(PROBLEM DESCRIPTION)
Only lines that contain the word "Microsoft" belong in the answer; copy them from the records below.

== Segment start ==

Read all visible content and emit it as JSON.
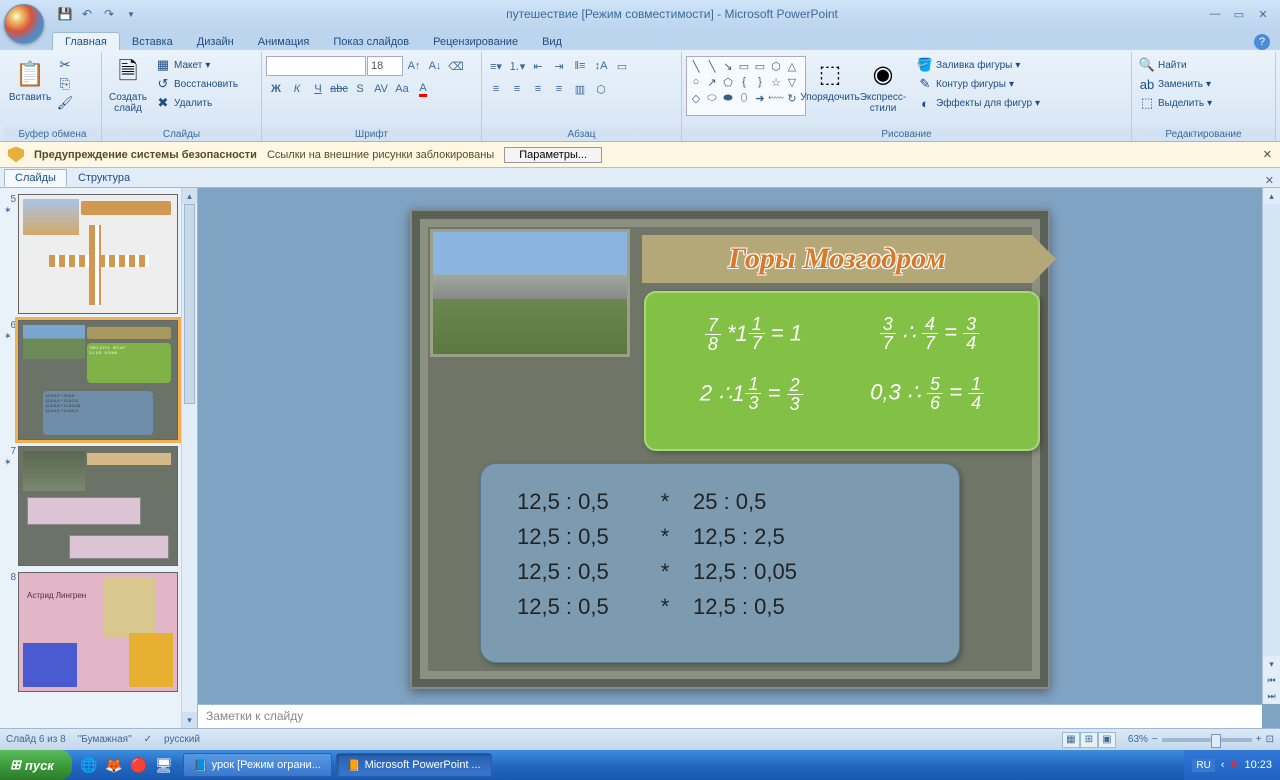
{
  "titlebar": {
    "title": "путешествие [Режим совместимости] - Microsoft PowerPoint"
  },
  "tabs": [
    "Главная",
    "Вставка",
    "Дизайн",
    "Анимация",
    "Показ слайдов",
    "Рецензирование",
    "Вид"
  ],
  "ribbon": {
    "clipboard": {
      "label": "Буфер обмена",
      "paste": "Вставить"
    },
    "slides": {
      "label": "Слайды",
      "new": "Создать слайд",
      "layout": "Макет",
      "reset": "Восстановить",
      "delete": "Удалить"
    },
    "font": {
      "label": "Шрифт",
      "size": "18"
    },
    "paragraph": {
      "label": "Абзац"
    },
    "drawing": {
      "label": "Рисование",
      "arrange": "Упорядочить",
      "quick": "Экспресс-стили",
      "fill": "Заливка фигуры",
      "outline": "Контур фигуры",
      "effects": "Эффекты для фигур"
    },
    "editing": {
      "label": "Редактирование",
      "find": "Найти",
      "replace": "Заменить",
      "select": "Выделить"
    }
  },
  "security": {
    "title": "Предупреждение системы безопасности",
    "msg": "Ссылки на внешние рисунки заблокированы",
    "btn": "Параметры..."
  },
  "panel": {
    "tab1": "Слайды",
    "tab2": "Структура"
  },
  "thumbs": [
    {
      "num": "5"
    },
    {
      "num": "6"
    },
    {
      "num": "7"
    },
    {
      "num": "8"
    }
  ],
  "thumb8txt": "Астрид Лингрен",
  "slide": {
    "title": "Горы Мозгодром",
    "green_r1_a": {
      "n1": "7",
      "d1": "8",
      "op": "*",
      "w": "1",
      "n2": "1",
      "d2": "7",
      "eq": "= 1"
    },
    "green_r1_b": {
      "n1": "3",
      "d1": "7",
      "op": "∴",
      "n2": "4",
      "d2": "7",
      "eq": "=",
      "n3": "3",
      "d3": "4"
    },
    "green_r2_a": {
      "w1": "2",
      "op": "∴",
      "w2": "1",
      "n": "1",
      "d": "3",
      "eq": "=",
      "n2": "2",
      "d2": "3"
    },
    "green_r2_b": {
      "w1": "0,3",
      "op": "∴",
      "n": "5",
      "d": "6",
      "eq": "=",
      "n2": "1",
      "d2": "4"
    },
    "blue": [
      [
        "12,5 : 0,5",
        "*",
        "25 : 0,5"
      ],
      [
        "12,5 : 0,5",
        "*",
        "12,5 : 2,5"
      ],
      [
        "12,5 : 0,5",
        "*",
        "12,5 : 0,05"
      ],
      [
        "12,5 : 0,5",
        "*",
        "12,5 : 0,5"
      ]
    ]
  },
  "notes": "Заметки к слайду",
  "status": {
    "slide": "Слайд 6 из 8",
    "theme": "\"Бумажная\"",
    "lang": "русский",
    "zoom": "63%"
  },
  "taskbar": {
    "start": "пуск",
    "btn1": "урок [Режим ограни...",
    "btn2": "Microsoft PowerPoint ...",
    "lang": "RU",
    "time": "10:23"
  }
}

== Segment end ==

(EXERCISE RESPONSE)
    "title": "путешествие [Режим совместимости] - Microsoft PowerPoint"
    "btn2": "Microsoft PowerPoint ...",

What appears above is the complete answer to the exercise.